● Input data:
▽

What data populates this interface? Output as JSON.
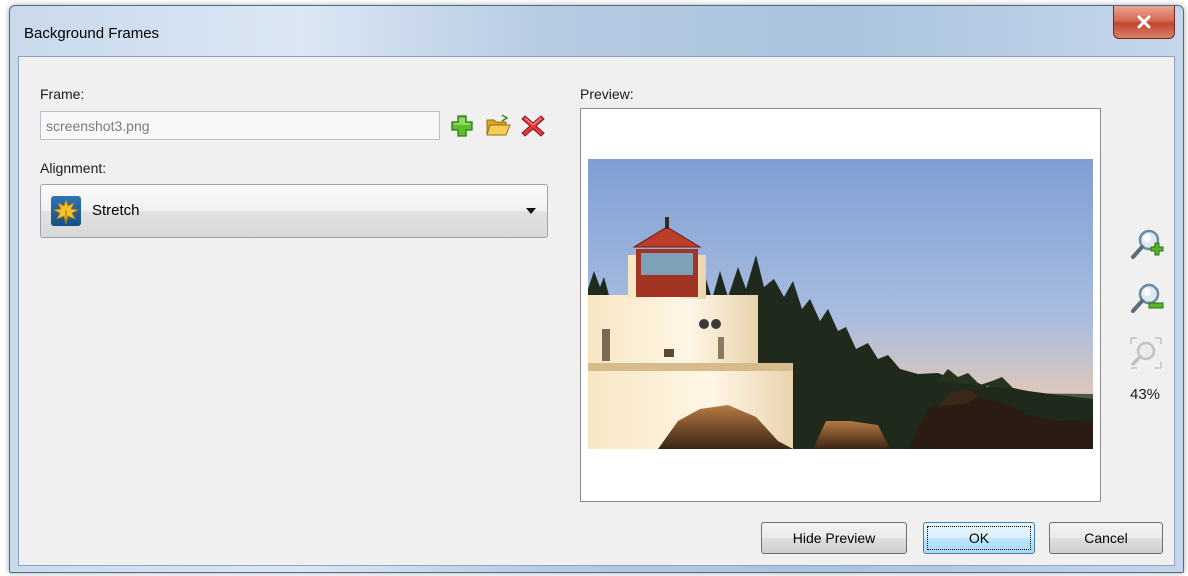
{
  "window": {
    "title": "Background Frames",
    "close_glyph": "X"
  },
  "frame": {
    "label": "Frame:",
    "value": "screenshot3.png",
    "add_icon": "add-icon",
    "open_icon": "open-folder-icon",
    "remove_icon": "delete-icon"
  },
  "alignment": {
    "label": "Alignment:",
    "selected": "Stretch",
    "icon": "image-stretch-icon"
  },
  "preview": {
    "label": "Preview:",
    "zoom_in_icon": "zoom-in-icon",
    "zoom_out_icon": "zoom-out-icon",
    "zoom_fit_icon": "zoom-fit-icon",
    "zoom_percent": "43%"
  },
  "buttons": {
    "hide_preview": "Hide Preview",
    "ok": "OK",
    "cancel": "Cancel"
  },
  "colors": {
    "dialog_bg": "#f0f0f0",
    "title_bar": "#aac3df",
    "close_red": "#c2462d",
    "add_green": "#4cae22",
    "delete_red": "#d9262b",
    "folder_yellow": "#e9b93a"
  }
}
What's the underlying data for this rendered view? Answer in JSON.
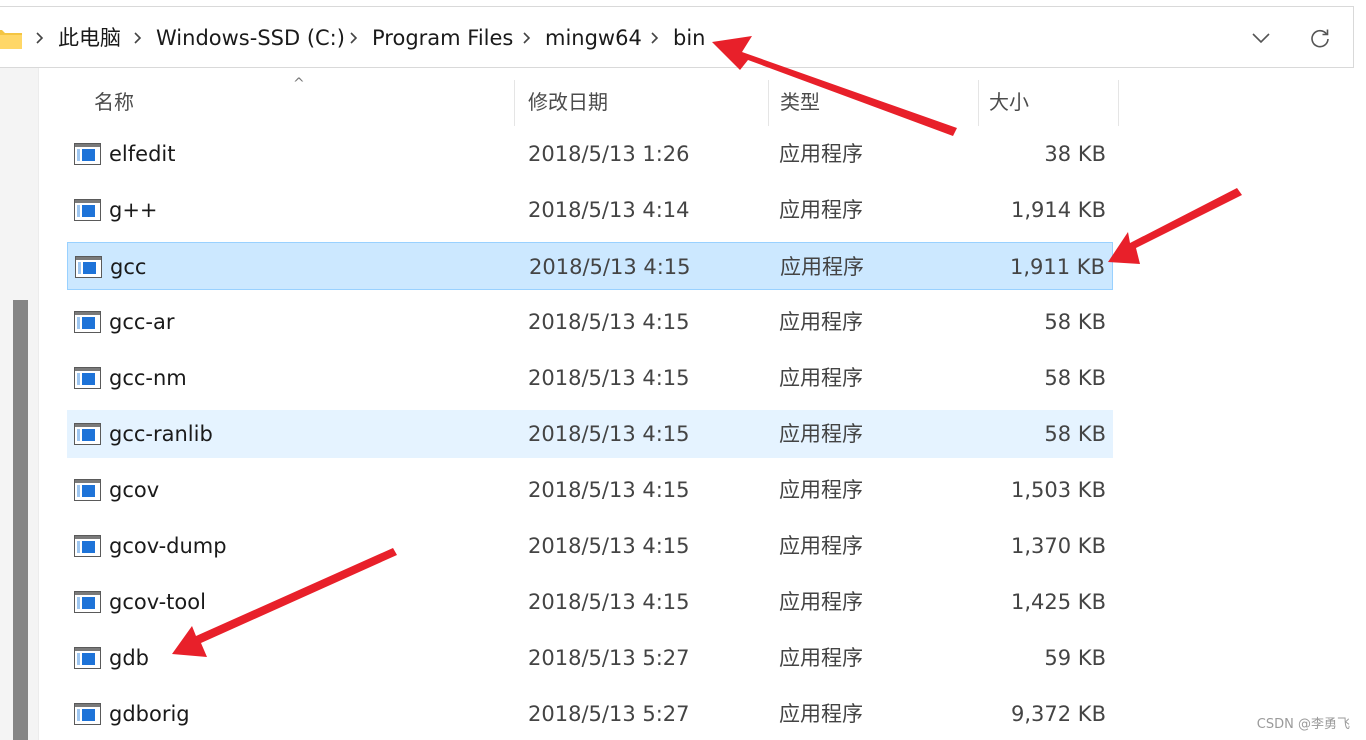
{
  "breadcrumb": {
    "items": [
      "此电脑",
      "Windows-SSD (C:)",
      "Program Files",
      "mingw64",
      "bin"
    ],
    "separator_icon": "chevron-right-icon",
    "folder_icon": "folder-icon"
  },
  "toolbar": {
    "dropdown_icon": "chevron-down-icon",
    "refresh_icon": "refresh-icon"
  },
  "columns": {
    "name": "名称",
    "date": "修改日期",
    "type": "类型",
    "size": "大小"
  },
  "files": [
    {
      "name": "elfedit",
      "date": "2018/5/13 1:26",
      "type": "应用程序",
      "size": "38 KB",
      "state": ""
    },
    {
      "name": "g++",
      "date": "2018/5/13 4:14",
      "type": "应用程序",
      "size": "1,914 KB",
      "state": ""
    },
    {
      "name": "gcc",
      "date": "2018/5/13 4:15",
      "type": "应用程序",
      "size": "1,911 KB",
      "state": "selected"
    },
    {
      "name": "gcc-ar",
      "date": "2018/5/13 4:15",
      "type": "应用程序",
      "size": "58 KB",
      "state": ""
    },
    {
      "name": "gcc-nm",
      "date": "2018/5/13 4:15",
      "type": "应用程序",
      "size": "58 KB",
      "state": ""
    },
    {
      "name": "gcc-ranlib",
      "date": "2018/5/13 4:15",
      "type": "应用程序",
      "size": "58 KB",
      "state": "hover"
    },
    {
      "name": "gcov",
      "date": "2018/5/13 4:15",
      "type": "应用程序",
      "size": "1,503 KB",
      "state": ""
    },
    {
      "name": "gcov-dump",
      "date": "2018/5/13 4:15",
      "type": "应用程序",
      "size": "1,370 KB",
      "state": ""
    },
    {
      "name": "gcov-tool",
      "date": "2018/5/13 4:15",
      "type": "应用程序",
      "size": "1,425 KB",
      "state": ""
    },
    {
      "name": "gdb",
      "date": "2018/5/13 5:27",
      "type": "应用程序",
      "size": "59 KB",
      "state": ""
    },
    {
      "name": "gdborig",
      "date": "2018/5/13 5:27",
      "type": "应用程序",
      "size": "9,372 KB",
      "state": ""
    }
  ],
  "colors": {
    "selected_bg": "#cce8ff",
    "hover_bg": "#e5f3ff",
    "annotation": "#e8202a"
  },
  "watermark": "CSDN @李勇飞"
}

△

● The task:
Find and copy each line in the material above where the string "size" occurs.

● Answer:
    "size": "大小"
      "size": "38 KB",
      "size": "1,914 KB",
      "size": "1,911 KB",
      "size": "58 KB",
      "size": "58 KB",
      "size": "58 KB",
      "size": "1,503 KB",
      "size": "1,370 KB",
      "size": "1,425 KB",
      "size": "59 KB",
      "size": "9,372 KB",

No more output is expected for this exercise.